### Data for the task
========

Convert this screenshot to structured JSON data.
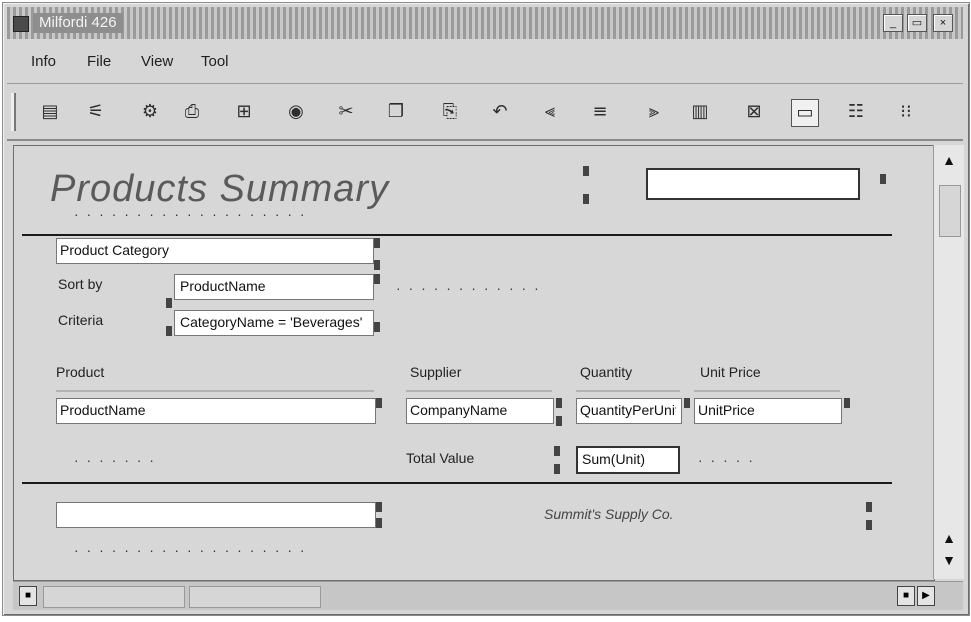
{
  "window": {
    "title": "Milfordi 426",
    "buttons": {
      "minimize": "_",
      "maximize": "▭",
      "close": "×"
    }
  },
  "menubar": {
    "items": [
      "Info",
      "File",
      "View",
      "Tool"
    ]
  },
  "toolbar": {
    "icons": [
      "report-icon",
      "wizard-icon",
      "settings-icon",
      "preview-icon",
      "grid-icon",
      "stop-icon",
      "cut-icon",
      "copy-icon",
      "paste-icon",
      "undo-icon",
      "align-left-icon",
      "align-center-icon",
      "align-right-icon",
      "bold-icon",
      "table-icon",
      "chart-icon",
      "list-icon",
      "fields-icon"
    ]
  },
  "design": {
    "title": "Products Summary",
    "header_field": "",
    "group_label": "Product Category",
    "filter_labels": [
      "Sort by",
      "Criteria"
    ],
    "filter_values": [
      "ProductName",
      "CategoryName = 'Beverages'"
    ],
    "columns": [
      "Product",
      "Supplier",
      "Quantity",
      "Unit Price"
    ],
    "column_fields": [
      "ProductName",
      "CompanyName",
      "QuantityPerUnit",
      "UnitPrice"
    ],
    "total_label": "Total Value",
    "total_field": "Sum(Unit)",
    "footer_field": "",
    "footer_text": "Summit's Supply Co."
  }
}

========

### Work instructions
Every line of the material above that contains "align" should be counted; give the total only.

### The completed task
3